Segment Start: Data for this exercise

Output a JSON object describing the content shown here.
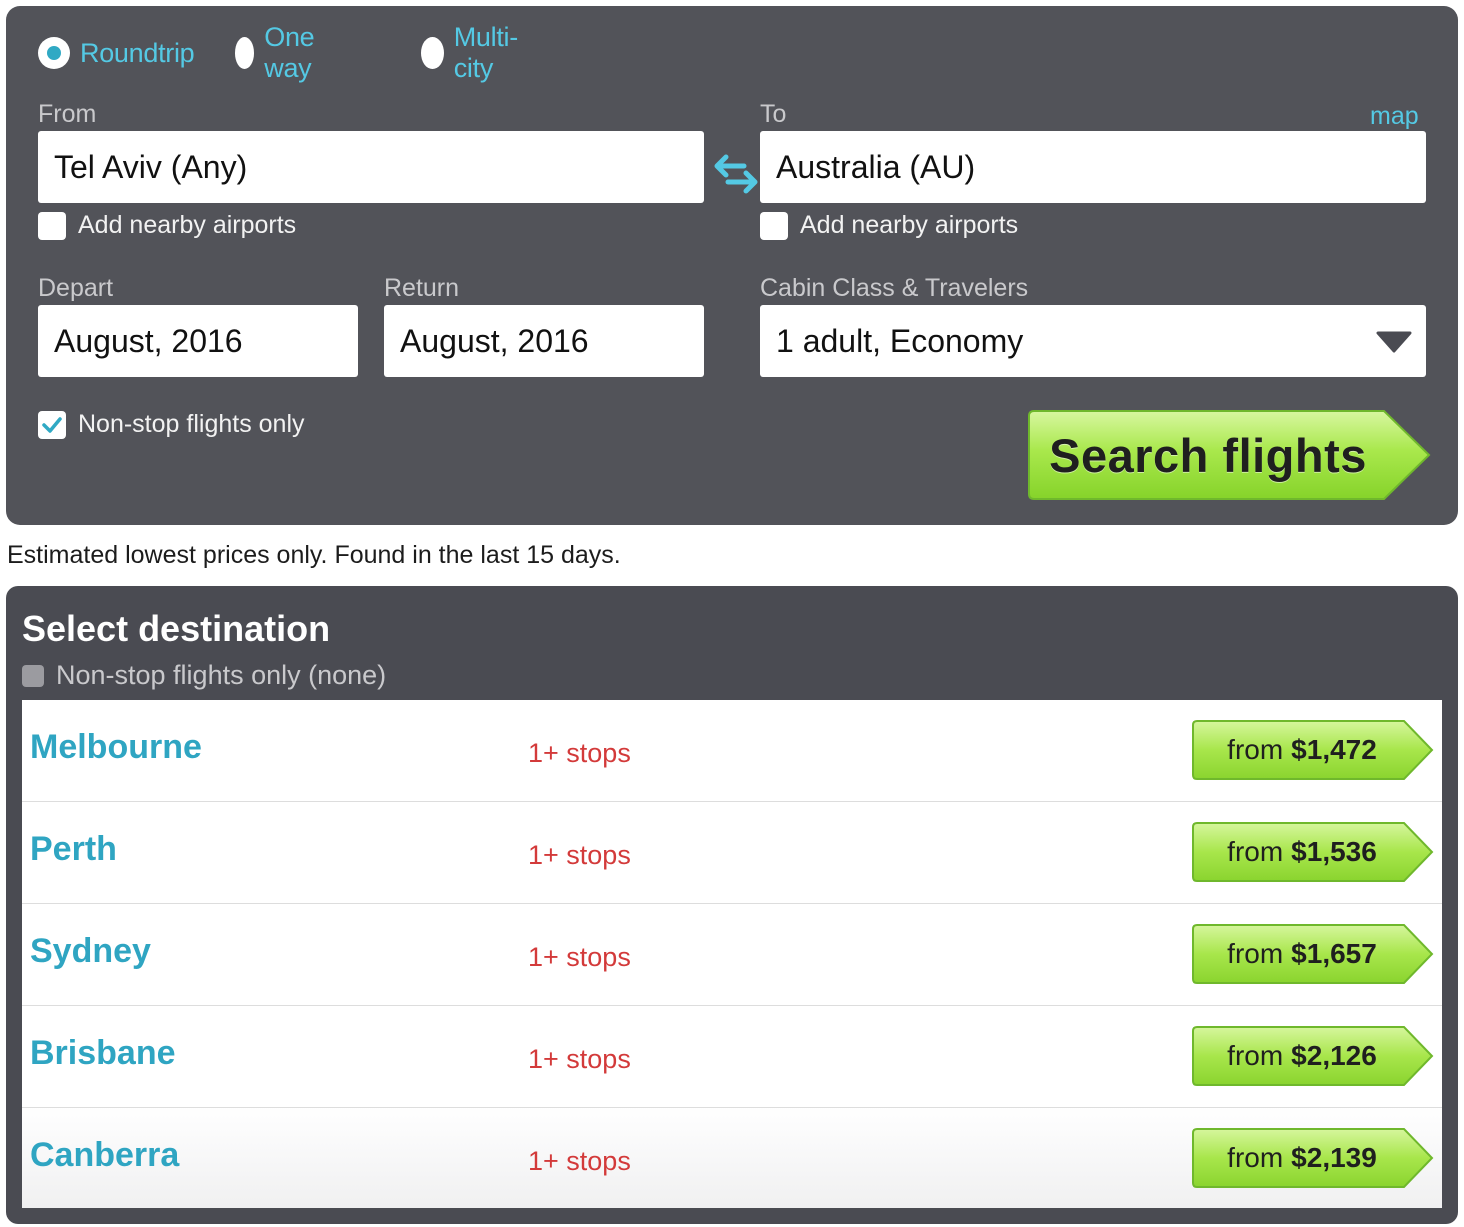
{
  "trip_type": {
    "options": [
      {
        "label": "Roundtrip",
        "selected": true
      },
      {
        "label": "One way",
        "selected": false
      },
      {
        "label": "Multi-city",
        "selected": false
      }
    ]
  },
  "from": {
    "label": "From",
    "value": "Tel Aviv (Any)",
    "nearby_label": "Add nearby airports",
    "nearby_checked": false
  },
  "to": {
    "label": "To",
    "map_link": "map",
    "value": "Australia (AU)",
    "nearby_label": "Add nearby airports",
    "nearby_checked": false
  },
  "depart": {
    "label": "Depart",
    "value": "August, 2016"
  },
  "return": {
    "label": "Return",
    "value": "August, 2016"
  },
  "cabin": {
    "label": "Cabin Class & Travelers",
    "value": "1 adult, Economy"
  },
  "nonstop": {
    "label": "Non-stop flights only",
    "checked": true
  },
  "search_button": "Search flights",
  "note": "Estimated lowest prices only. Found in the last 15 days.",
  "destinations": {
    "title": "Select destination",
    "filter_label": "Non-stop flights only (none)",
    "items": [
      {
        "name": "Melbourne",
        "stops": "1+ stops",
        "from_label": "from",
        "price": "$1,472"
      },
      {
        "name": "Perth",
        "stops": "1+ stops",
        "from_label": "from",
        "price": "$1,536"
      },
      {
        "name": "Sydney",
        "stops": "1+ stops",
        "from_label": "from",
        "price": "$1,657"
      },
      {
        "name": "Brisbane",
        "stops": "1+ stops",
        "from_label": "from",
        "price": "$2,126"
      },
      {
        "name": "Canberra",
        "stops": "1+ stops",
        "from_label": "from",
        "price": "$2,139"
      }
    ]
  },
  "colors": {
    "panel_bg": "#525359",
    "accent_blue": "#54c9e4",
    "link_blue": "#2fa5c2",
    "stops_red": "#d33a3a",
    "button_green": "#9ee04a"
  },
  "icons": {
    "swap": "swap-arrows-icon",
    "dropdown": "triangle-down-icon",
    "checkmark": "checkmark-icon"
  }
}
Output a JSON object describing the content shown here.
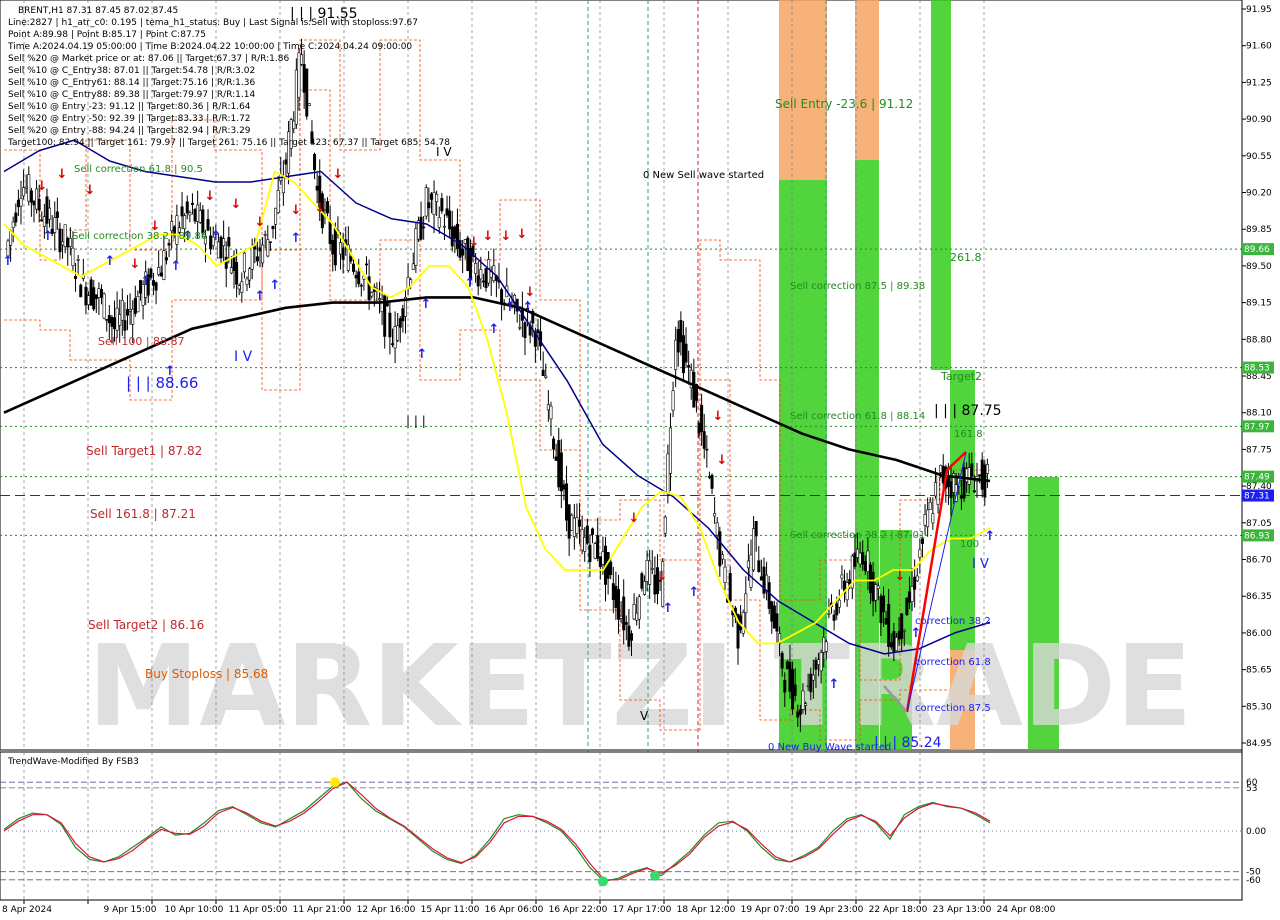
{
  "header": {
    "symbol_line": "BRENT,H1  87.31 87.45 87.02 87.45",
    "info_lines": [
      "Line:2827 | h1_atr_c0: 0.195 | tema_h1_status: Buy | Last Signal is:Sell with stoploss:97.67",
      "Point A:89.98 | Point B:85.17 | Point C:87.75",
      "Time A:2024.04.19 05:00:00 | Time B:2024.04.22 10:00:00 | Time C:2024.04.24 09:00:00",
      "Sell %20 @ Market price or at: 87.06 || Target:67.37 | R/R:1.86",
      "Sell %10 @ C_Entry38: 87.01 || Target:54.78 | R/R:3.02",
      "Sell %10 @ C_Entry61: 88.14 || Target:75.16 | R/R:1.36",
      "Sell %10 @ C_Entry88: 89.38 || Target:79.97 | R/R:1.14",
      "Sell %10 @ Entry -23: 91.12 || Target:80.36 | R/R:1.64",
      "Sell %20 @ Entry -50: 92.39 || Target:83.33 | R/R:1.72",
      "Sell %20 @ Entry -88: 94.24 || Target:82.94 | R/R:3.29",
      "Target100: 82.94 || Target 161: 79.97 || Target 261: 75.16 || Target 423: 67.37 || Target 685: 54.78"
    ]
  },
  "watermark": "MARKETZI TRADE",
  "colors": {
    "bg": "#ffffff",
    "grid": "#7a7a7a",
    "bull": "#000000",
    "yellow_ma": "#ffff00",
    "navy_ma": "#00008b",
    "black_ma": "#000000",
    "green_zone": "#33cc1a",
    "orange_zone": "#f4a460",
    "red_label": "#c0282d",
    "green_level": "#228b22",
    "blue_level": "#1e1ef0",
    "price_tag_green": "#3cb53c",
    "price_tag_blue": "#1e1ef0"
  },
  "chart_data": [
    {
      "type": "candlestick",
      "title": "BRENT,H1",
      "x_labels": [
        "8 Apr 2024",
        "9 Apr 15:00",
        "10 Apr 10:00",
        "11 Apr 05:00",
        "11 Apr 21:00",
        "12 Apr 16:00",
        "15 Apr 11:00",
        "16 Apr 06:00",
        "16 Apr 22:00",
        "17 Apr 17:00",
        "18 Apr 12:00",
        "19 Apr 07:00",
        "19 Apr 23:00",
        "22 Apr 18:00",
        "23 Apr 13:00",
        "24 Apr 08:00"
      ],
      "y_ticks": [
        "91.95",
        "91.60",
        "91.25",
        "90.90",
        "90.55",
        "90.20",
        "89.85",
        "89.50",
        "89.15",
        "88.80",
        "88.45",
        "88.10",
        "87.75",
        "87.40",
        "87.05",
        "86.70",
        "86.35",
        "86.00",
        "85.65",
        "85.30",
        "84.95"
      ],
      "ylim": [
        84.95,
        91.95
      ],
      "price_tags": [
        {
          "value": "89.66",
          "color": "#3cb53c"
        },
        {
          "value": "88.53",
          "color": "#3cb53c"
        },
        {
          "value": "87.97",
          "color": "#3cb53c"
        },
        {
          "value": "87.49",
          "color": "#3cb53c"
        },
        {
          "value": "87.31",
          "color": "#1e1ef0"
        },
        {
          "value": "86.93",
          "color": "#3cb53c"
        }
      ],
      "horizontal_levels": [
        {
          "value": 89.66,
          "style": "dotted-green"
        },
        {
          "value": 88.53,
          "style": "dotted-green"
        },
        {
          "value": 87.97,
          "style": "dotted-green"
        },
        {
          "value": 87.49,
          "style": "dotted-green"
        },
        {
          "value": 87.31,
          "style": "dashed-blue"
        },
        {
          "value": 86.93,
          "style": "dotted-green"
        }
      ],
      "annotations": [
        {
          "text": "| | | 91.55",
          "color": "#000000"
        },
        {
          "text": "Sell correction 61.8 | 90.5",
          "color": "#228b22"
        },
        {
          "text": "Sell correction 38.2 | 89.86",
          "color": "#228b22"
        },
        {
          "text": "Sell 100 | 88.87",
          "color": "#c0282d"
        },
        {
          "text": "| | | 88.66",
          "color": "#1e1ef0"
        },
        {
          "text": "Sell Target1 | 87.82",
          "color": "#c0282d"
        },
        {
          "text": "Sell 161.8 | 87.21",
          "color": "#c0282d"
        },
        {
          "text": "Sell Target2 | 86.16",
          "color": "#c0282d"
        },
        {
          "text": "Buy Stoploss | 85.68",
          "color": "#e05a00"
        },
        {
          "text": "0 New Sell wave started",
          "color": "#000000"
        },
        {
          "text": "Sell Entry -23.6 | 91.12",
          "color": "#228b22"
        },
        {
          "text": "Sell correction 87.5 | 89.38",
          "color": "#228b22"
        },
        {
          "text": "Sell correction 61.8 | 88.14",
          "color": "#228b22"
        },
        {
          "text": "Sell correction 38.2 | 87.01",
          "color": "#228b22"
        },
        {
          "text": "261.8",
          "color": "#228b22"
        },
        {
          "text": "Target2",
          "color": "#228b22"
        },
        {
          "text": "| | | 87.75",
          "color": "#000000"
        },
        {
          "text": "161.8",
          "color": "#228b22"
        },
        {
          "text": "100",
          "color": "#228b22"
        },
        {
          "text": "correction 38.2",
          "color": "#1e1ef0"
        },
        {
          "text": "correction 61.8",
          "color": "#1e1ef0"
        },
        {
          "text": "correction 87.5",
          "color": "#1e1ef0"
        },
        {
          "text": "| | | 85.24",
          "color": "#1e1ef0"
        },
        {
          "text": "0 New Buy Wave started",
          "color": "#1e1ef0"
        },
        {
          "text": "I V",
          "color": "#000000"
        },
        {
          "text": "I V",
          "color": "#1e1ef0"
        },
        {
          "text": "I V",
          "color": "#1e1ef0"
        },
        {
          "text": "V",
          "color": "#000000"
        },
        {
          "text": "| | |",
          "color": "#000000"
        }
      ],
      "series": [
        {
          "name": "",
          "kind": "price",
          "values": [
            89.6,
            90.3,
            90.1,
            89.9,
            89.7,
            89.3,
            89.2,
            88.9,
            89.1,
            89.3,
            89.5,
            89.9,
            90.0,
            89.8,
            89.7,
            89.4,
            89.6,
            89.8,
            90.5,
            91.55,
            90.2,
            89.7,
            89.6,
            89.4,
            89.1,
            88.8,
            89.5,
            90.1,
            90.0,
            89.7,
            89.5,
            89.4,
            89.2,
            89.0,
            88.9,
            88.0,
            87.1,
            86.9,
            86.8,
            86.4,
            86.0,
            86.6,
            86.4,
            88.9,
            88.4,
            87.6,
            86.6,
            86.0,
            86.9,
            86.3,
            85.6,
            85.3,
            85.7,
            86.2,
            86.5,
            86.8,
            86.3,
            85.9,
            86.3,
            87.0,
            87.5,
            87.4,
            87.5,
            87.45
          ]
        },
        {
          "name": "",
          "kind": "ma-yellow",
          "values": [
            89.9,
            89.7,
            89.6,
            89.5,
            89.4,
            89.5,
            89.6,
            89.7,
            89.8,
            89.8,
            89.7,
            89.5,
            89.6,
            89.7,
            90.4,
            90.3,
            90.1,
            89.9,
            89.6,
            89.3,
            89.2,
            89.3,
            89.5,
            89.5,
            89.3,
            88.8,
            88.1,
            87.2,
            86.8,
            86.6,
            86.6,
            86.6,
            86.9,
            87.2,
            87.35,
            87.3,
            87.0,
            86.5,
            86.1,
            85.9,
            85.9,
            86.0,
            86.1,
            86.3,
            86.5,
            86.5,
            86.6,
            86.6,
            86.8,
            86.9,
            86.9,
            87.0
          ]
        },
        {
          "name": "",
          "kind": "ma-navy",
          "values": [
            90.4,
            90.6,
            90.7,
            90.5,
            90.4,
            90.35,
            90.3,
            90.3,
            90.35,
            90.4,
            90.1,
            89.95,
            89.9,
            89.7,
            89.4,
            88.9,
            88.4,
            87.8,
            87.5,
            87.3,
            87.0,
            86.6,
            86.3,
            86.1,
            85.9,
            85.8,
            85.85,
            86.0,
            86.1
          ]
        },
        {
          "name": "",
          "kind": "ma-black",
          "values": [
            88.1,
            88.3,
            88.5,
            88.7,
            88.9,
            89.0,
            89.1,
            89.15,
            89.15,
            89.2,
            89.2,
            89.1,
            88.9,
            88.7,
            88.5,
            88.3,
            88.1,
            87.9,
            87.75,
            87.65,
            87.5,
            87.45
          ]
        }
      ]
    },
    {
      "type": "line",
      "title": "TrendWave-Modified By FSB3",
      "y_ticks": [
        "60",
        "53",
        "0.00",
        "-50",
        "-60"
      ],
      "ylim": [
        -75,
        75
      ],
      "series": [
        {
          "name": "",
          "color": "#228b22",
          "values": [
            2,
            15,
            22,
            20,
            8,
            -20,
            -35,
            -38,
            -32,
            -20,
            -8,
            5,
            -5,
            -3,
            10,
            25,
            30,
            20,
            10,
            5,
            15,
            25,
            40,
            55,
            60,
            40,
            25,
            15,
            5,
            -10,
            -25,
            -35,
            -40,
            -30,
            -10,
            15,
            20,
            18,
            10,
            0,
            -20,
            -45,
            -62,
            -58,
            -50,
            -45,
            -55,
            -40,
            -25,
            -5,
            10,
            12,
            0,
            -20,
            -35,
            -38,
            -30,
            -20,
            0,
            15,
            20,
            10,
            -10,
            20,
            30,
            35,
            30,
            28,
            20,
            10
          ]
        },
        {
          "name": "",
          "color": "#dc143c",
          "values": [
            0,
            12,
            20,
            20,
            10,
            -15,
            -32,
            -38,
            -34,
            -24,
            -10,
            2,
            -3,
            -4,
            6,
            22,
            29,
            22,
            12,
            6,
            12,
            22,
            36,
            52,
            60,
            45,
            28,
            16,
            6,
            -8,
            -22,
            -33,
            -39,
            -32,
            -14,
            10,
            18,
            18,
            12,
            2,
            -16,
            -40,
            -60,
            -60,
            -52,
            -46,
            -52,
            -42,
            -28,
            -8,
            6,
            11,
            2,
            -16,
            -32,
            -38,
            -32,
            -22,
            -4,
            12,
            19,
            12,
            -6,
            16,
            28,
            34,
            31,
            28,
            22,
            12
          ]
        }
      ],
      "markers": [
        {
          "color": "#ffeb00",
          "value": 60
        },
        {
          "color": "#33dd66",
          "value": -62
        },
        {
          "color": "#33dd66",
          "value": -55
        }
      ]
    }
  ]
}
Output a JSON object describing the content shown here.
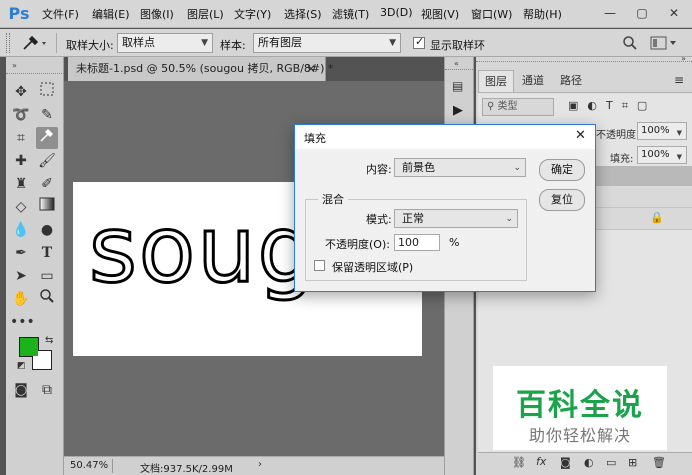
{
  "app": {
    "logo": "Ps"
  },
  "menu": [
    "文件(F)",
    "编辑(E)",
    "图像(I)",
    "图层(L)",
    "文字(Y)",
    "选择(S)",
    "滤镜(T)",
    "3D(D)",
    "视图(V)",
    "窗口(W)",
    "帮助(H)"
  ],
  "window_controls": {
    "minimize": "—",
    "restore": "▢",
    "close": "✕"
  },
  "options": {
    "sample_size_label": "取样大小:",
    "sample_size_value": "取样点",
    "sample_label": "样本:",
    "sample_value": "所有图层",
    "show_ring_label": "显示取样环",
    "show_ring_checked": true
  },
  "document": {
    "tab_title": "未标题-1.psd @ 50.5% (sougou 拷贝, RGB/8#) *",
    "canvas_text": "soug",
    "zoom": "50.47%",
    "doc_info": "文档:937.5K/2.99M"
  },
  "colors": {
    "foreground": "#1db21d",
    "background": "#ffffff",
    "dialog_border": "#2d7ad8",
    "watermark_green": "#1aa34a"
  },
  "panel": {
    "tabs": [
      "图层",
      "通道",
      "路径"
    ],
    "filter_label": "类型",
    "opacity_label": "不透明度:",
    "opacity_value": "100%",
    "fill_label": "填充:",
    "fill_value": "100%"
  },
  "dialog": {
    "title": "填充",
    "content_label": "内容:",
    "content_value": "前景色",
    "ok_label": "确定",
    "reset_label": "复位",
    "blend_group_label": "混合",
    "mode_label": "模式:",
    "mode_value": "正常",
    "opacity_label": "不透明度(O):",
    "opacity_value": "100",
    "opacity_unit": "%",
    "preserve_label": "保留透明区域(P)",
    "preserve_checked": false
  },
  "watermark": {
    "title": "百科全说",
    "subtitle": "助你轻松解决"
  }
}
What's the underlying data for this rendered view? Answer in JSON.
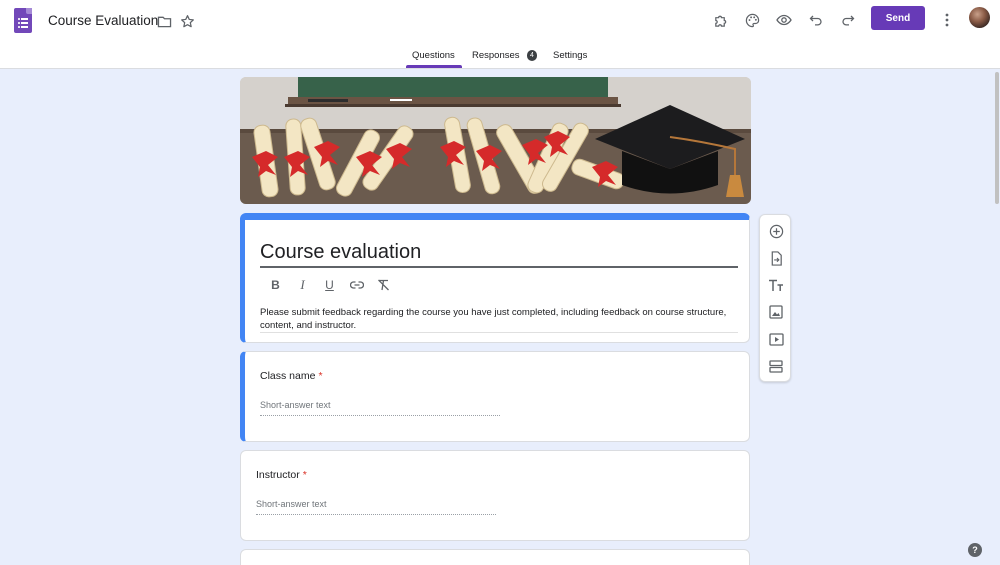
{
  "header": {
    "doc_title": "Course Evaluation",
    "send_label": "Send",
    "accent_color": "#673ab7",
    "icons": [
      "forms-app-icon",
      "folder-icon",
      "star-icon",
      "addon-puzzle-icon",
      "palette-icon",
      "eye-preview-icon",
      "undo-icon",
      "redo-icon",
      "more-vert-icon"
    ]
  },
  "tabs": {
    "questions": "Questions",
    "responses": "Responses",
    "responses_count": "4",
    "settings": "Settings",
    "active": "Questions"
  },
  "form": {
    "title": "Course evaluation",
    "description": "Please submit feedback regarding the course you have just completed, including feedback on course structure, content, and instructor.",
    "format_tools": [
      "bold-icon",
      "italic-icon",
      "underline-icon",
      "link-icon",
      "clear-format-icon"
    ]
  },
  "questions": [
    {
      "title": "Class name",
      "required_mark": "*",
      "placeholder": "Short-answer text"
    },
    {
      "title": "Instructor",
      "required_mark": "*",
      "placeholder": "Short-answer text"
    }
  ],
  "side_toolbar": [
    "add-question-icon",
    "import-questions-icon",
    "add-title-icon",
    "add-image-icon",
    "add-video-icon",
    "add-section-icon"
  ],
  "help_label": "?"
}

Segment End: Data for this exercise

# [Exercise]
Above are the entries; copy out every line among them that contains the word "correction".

# [Response box]
          "text": "Sell correction 61.8 | 90.5",
          "text": "Sell correction 38.2 | 89.86",
          "text": "Sell correction 87.5 | 89.38",
          "text": "Sell correction 61.8 | 88.14",
          "text": "Sell correction 38.2 | 87.01",
          "text": "correction 38.2",
          "text": "correction 61.8",
          "text": "correction 87.5",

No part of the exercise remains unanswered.